"A Roman By A Roman Valiantly Vanquished"
Context: Twice defeated by Octavius Caesar in their struggle to gain control of the Roman Empire, Mark Antony falls on his own sword, fatally wounding himself. Before he dies, however, he is carried by his guard to the monument where Cleopatra, the Queen of Egypt and his lover, has taken refuge from Caesar's forces. Although he has twice seen victory against Octavius Caesar slip from his grasp because of Cleopatra's desertion of his forces, the dying Antony still loves the Egyptian queen, as she loves him. Her attendants lift Antony to her place of refuge, that he may kiss her once more before he dies. Held in his beloved's arms, Antony bids Cleopatra neither lament nor feel sorrow at his defeat and death. He tells her to remember him as he once was, the noblest Roman and the strongest. He reminds her that he dies by his own hand, by his own choice, and not conquered by a fellow Roman.
ANTONYThe miserable change now at my endLament nor sorrow at; but please your thoughtsIn feeding them with those my former fortunesWherein I lived, the greatest prince o' th' world,The noblest; and do now not basely die,Not cowardly put off my helmet toMy countryman–a Roman by a RomanValiantly vanquished. Now my spirit is going,I can no more.
"After The High Roman Fashion"
Context: Dissension and struggle for power mark the rule of the Roman Empire by the triumvirate, Aumvirate, Antony, Octavius Caesar, and Lepidus. Antony loses influence to young Caesar when he becomes romantically entangled with Cleopatra, the betwitching queen of Egypt. When the forces of Caesar and Antony finally meet in battle, Antony is defeated. Accusing Cleopatra of double-crossing him and causing his downfall, Antony vows to kill the queen. Cleopatra dispatches word to Antony that she is dead, hoping to bring her lover to repentance. Antony, distraught, falls upon his sword and is taken to die in the arms of Cleopatra. Cleopatra faints with her dead lover in her arms, but quickly recovers and commands Charmian and her other attendants to put aside their sorrow and to prepare a noble funeral befitting the noble Roman who has died:

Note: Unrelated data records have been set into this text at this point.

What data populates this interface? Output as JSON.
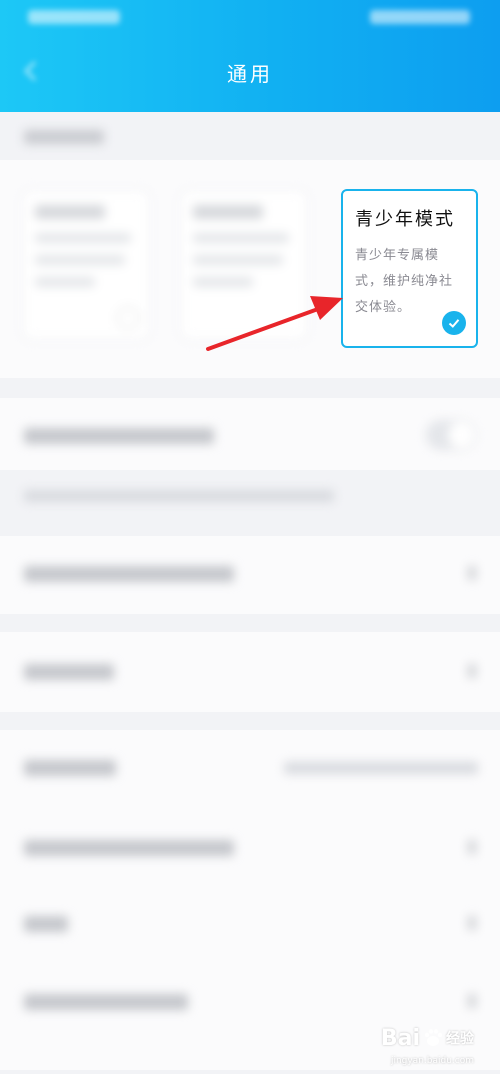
{
  "header": {
    "title": "通用",
    "background_color": "#11b0f2"
  },
  "youth_mode_card": {
    "title": "青少年模式",
    "description": "青少年专属模式，维护纯净社交体验。",
    "selected": true,
    "accent_color": "#19b3ec"
  },
  "icons": {
    "back": "back-arrow-icon",
    "check": "check-icon",
    "chevron": "chevron-right-icon",
    "annotation_arrow_color": "#e8252a"
  },
  "watermark": {
    "brand": "Bai",
    "paw": "paw-icon",
    "suffix": "经验",
    "url": "jingyan.baidu.com"
  }
}
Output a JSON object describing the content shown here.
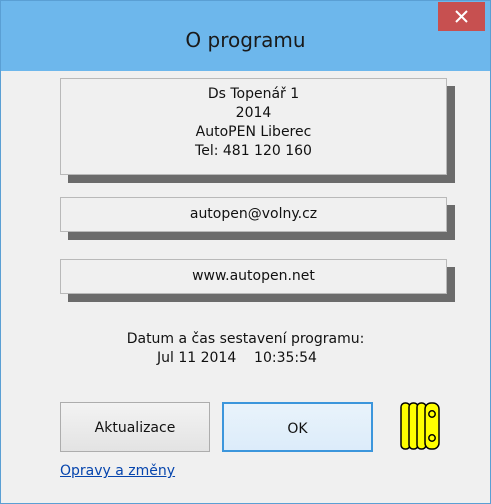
{
  "window": {
    "title": "O programu",
    "close_icon": "close-icon"
  },
  "info": {
    "lines": [
      "Ds Topenář 1",
      "2014",
      "AutoPEN Liberec",
      "Tel: 481 120 160"
    ]
  },
  "links": {
    "email": "autopen@volny.cz",
    "web": "www.autopen.net"
  },
  "build": {
    "label": "Datum a čas sestavení programu:",
    "value": "Jul 11 2014    10:35:54"
  },
  "buttons": {
    "update": "Aktualizace",
    "ok": "OK"
  },
  "footer": {
    "changes_link": "Opravy a změny"
  },
  "colors": {
    "titlebar": "#6db7ec",
    "close": "#c75050",
    "logo_fill": "#ffff00",
    "link": "#0645ad"
  }
}
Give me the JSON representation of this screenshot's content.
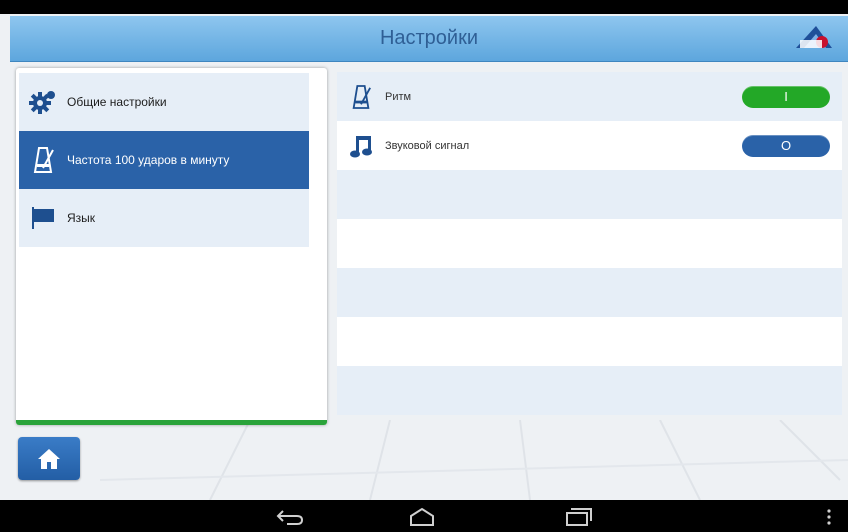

CLEOPATRA. . . How do you do, women?What, what, good cheer! Why how now Charmian!My noble girls! Ah women, women, lookOur lamp is spent, it's out. Good sirs, take heart.We'll bury him. And then, what's brave, what's noble,Let's do it after the high Roman fashion,And make death proud to take us. Come, away.This case of that huge spirit now is cold.Ah women, women! Come, we have no friendBut resolution, and the briefest end.[Exeunt, bearing off ANTONY'S body.]
"Age Cannot Wither Her, Nor Custom Stale Her Infinite Variety"
Context: These famous lines are frequently employed today to convey a compliment not only to or about a woman, but, with the substitution of a few words, any skill or talent. Thus, by changing the feminine pronouns to masculine, a very accurate comment is made on Shakespeare himself. In the play, Enobarbus, friend of Mark Antony and officer in his forces, describes the beauty and fascination of Cleopatra, Queen of Egypt. He is in Rome, where he and Antony have recently arrived from Egypt, and is talking to two fellow-officers, one of whom suggests that now Antony must desert her.
ENOBARBUSNever he will not.Age cannot wither her, nor custom staleHer infinite variety: other women cloyThe appetites they feed, but she makes hungryWhere most she satisfies. . . .
"Antony Should Conquer Antony"
Context: Battling against Octavius Caesar for the right to rule the Roman Empire, Mark Antony is twice defeated, once at the Battle of Actium and again later, near Alexandria. Antony's defeats are caused by his love for Cleopatra. Twice she deserts him in battle, leaving the scene with her forces, and twice he loses a victory because of her defection. Realizing that his love for Cleopatra has cost him victory, the empire, and even his honor, Antony vows revenge, despite his love. But when Cleopatra learns of his anger she sends him the false news of her suicide. These tidings persuade Antony that Cleopatra truly loved him, and in remorse he falls upon his sword, fatally...
(The entire section is 4,667 words.)